(Data records)
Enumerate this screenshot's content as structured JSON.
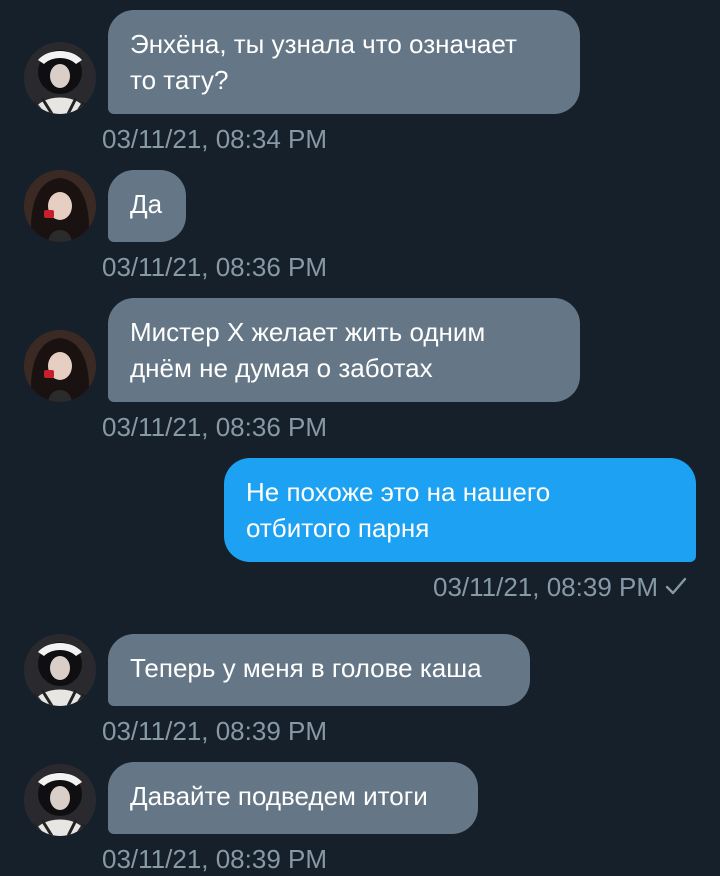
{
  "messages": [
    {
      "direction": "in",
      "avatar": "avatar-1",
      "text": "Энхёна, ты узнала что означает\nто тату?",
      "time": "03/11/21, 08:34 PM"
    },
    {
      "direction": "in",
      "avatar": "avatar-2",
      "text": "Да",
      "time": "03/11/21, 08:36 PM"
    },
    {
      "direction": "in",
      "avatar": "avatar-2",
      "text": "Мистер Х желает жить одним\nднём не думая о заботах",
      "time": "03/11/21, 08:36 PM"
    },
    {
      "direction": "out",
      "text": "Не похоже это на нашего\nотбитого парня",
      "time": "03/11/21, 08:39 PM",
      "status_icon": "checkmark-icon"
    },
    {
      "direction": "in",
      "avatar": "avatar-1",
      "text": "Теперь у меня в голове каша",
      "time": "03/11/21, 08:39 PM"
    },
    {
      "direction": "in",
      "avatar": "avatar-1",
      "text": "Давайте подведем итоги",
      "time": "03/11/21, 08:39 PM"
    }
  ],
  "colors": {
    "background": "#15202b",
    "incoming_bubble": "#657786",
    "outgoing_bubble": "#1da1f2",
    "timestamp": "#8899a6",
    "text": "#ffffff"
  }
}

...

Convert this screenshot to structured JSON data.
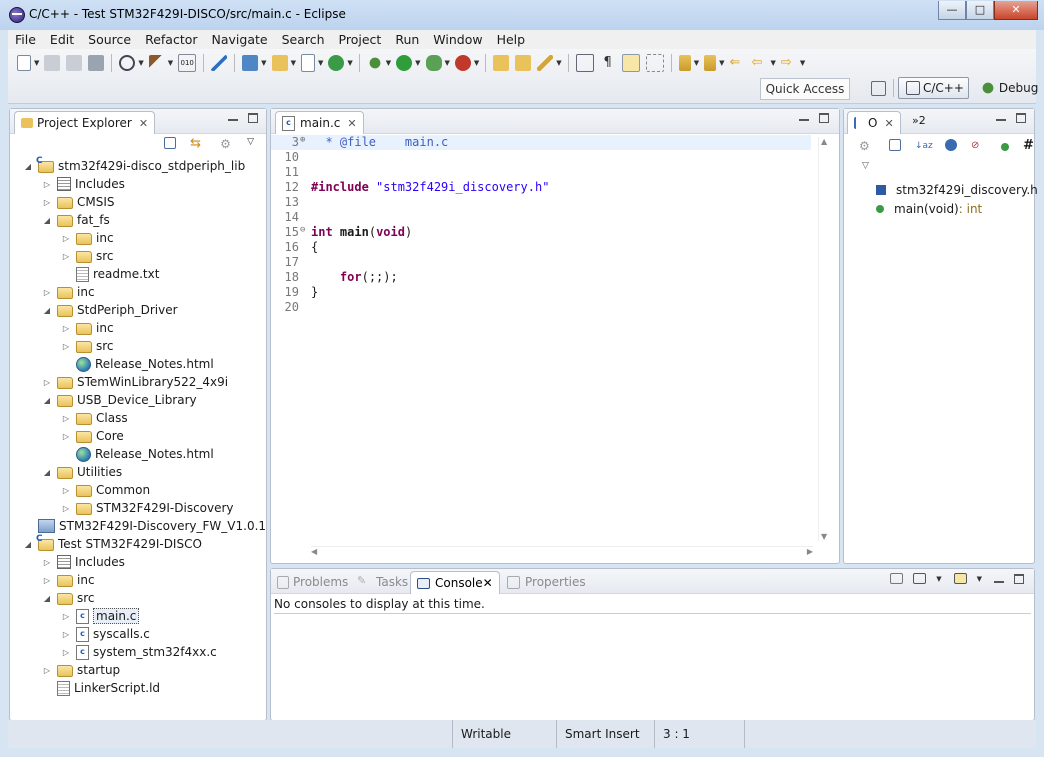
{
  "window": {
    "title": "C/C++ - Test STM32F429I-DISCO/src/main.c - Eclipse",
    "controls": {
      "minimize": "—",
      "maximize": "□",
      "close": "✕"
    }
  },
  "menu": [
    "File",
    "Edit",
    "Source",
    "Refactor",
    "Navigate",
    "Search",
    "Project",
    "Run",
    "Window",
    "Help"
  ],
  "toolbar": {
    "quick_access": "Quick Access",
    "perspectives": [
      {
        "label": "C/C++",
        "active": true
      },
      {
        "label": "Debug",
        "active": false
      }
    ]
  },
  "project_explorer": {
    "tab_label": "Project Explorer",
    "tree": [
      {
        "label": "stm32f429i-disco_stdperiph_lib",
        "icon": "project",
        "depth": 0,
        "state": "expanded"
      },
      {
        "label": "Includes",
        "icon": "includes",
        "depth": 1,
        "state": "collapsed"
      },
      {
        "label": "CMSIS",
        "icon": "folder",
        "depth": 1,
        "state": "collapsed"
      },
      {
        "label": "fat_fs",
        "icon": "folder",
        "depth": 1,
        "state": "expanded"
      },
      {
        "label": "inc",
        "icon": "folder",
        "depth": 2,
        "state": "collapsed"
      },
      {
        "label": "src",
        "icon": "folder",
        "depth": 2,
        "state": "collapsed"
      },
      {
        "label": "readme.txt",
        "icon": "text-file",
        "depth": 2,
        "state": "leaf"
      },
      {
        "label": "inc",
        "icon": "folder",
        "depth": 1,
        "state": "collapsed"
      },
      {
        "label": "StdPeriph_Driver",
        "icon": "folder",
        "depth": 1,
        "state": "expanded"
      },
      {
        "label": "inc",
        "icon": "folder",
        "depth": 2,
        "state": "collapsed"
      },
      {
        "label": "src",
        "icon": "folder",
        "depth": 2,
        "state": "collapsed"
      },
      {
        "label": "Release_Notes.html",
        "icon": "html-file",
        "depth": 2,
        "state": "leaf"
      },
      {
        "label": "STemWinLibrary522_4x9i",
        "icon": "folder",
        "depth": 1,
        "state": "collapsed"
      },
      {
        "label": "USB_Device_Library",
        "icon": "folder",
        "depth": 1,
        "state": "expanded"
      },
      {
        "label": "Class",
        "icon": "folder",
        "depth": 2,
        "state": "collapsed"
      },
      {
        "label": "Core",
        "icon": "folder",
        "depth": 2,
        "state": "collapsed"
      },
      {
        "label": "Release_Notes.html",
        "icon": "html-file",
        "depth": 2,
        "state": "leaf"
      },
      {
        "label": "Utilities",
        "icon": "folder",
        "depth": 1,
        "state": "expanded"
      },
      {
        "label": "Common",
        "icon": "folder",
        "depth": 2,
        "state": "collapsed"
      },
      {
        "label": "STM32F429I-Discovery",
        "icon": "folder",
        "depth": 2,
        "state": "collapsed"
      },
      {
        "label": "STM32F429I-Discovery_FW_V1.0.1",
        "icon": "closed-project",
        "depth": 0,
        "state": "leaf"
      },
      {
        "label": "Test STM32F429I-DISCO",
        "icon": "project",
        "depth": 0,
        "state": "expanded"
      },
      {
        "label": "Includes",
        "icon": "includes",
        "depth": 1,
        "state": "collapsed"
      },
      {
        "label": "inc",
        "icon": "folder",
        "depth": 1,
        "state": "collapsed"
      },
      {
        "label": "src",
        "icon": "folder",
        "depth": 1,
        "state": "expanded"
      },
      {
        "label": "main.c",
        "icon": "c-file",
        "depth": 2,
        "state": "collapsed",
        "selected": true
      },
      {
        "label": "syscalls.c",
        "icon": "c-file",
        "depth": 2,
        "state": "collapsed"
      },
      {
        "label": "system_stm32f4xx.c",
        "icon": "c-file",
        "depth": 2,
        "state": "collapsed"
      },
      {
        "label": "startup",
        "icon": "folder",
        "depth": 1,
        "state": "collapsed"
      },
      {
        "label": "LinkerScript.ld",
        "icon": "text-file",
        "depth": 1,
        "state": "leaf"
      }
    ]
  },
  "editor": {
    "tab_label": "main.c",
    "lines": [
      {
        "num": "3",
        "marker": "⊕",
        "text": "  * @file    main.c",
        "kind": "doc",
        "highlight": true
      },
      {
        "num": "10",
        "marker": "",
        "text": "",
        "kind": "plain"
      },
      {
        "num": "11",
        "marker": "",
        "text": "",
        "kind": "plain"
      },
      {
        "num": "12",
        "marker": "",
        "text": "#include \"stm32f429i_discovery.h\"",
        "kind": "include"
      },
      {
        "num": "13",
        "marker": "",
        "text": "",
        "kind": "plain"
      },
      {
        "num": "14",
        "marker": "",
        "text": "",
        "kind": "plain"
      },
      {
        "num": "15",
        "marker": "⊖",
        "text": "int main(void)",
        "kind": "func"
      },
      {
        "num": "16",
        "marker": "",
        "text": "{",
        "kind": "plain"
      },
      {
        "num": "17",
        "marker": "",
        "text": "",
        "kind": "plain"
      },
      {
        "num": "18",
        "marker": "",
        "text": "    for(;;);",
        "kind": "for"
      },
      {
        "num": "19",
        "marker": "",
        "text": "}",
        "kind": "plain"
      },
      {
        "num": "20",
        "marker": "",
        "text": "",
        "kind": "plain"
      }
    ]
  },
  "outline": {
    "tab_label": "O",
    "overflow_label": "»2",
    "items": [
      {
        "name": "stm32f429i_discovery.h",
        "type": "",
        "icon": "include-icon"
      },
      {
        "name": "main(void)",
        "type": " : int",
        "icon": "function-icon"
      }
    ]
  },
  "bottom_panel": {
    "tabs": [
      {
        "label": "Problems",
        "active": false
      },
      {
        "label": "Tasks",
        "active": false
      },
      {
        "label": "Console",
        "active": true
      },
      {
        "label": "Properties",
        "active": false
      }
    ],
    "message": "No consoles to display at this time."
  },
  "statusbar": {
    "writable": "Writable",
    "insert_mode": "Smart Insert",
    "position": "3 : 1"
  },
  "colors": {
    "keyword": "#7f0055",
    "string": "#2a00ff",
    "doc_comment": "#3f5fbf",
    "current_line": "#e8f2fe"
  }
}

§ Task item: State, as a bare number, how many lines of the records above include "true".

§ Solution to the exercise: 4